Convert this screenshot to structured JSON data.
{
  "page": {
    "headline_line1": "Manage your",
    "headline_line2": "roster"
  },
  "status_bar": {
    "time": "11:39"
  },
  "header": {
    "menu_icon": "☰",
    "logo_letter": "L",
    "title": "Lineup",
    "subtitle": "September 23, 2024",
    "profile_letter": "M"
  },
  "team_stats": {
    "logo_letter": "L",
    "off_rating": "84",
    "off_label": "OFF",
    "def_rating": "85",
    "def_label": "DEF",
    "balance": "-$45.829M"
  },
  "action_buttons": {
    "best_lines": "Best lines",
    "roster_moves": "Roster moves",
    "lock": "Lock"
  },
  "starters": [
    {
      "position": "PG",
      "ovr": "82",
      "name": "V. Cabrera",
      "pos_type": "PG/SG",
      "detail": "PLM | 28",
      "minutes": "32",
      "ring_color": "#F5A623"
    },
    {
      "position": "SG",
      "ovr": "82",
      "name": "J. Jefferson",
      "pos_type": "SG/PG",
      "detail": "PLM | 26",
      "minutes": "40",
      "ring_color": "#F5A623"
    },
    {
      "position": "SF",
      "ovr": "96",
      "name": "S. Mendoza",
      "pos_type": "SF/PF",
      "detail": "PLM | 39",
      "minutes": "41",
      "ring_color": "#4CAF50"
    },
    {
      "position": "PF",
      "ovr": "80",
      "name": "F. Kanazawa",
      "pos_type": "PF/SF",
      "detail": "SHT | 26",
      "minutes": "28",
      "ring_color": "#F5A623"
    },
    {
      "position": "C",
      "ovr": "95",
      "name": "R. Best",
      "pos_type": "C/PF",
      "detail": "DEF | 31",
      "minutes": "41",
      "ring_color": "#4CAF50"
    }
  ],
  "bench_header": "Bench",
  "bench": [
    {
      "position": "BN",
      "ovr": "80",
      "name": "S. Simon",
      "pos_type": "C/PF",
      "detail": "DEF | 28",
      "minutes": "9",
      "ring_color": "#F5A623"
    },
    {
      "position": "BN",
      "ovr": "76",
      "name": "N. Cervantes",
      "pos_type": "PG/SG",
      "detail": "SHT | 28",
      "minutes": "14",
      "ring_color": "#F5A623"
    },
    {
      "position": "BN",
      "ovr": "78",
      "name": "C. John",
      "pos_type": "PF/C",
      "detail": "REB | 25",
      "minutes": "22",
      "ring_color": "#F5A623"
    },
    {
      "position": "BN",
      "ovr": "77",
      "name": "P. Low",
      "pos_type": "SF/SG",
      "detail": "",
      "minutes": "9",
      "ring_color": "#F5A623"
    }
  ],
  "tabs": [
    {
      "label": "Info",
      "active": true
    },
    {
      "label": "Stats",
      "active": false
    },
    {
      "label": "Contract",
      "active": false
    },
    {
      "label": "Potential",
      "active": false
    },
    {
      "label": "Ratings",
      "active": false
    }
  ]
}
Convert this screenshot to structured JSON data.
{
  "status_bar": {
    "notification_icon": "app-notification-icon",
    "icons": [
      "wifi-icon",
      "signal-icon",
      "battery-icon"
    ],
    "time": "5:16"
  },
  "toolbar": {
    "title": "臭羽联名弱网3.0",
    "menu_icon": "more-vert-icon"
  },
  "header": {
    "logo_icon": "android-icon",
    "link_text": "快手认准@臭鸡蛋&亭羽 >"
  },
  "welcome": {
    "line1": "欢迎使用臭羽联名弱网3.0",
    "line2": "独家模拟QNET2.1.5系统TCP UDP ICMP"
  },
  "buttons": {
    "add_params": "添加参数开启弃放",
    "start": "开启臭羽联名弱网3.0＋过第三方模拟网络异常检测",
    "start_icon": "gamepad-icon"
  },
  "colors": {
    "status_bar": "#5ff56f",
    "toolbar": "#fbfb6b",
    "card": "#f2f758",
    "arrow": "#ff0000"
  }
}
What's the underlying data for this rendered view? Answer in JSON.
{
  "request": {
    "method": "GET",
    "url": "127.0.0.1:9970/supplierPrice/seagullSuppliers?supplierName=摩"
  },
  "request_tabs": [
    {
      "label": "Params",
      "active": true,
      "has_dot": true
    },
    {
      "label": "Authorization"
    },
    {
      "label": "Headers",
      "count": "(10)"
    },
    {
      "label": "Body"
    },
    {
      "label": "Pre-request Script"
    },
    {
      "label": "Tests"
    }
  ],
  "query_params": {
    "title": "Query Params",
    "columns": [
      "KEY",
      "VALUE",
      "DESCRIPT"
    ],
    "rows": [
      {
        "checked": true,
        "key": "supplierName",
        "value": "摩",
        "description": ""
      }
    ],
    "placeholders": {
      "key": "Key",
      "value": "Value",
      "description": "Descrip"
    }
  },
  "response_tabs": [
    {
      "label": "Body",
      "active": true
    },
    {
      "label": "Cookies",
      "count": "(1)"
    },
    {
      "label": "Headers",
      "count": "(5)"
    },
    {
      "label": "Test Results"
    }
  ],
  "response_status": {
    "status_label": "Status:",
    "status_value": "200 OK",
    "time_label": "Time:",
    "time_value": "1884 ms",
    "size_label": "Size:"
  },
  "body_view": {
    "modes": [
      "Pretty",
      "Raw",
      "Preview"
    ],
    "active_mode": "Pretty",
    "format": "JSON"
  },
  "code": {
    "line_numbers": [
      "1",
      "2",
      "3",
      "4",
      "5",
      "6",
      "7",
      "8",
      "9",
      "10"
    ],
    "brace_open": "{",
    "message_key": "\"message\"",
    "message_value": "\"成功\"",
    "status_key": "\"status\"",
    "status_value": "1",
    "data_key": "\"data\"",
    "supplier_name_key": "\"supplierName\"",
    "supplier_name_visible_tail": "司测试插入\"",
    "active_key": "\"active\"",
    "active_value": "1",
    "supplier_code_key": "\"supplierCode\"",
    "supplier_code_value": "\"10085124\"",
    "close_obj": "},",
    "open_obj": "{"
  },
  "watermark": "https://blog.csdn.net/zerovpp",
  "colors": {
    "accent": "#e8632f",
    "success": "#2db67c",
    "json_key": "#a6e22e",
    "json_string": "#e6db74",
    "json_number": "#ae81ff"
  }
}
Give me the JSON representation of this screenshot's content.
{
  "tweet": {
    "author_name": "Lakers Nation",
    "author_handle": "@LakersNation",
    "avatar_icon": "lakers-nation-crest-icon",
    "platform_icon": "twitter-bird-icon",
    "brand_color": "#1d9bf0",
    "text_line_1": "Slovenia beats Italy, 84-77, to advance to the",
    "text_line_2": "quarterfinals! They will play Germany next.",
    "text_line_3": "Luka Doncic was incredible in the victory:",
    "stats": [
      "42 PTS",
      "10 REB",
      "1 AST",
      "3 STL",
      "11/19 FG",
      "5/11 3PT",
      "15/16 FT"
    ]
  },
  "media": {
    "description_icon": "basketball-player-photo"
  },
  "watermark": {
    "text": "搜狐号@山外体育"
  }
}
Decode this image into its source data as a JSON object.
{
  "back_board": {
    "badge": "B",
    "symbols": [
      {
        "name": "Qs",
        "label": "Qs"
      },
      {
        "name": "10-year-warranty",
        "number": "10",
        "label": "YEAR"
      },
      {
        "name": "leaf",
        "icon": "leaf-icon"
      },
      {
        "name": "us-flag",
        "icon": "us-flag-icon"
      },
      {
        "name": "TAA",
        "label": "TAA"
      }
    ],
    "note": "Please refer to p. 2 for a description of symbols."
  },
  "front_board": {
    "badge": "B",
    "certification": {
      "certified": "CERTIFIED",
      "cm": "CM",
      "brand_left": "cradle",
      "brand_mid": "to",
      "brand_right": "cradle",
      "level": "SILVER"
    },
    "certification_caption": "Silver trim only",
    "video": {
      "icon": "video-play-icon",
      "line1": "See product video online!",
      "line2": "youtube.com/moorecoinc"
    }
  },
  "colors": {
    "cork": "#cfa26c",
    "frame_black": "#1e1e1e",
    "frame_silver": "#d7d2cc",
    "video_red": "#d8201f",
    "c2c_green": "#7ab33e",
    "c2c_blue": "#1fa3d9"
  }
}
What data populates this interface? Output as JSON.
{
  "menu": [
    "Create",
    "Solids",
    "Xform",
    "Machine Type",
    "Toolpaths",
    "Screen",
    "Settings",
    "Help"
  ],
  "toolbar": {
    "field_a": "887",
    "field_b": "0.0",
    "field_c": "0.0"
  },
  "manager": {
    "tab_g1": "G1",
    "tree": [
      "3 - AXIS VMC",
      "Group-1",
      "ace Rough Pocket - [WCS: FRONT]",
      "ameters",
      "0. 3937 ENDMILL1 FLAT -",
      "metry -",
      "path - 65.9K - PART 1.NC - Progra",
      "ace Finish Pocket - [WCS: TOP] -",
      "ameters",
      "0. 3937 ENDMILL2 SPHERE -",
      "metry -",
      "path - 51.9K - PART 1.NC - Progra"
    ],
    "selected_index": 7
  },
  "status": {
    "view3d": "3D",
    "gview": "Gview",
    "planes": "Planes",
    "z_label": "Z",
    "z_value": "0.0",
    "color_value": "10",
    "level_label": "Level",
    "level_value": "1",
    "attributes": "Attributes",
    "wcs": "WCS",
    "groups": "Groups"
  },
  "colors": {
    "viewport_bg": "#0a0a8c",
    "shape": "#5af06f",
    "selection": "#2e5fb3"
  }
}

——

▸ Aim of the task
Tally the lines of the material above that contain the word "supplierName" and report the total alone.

▸ Expected output
3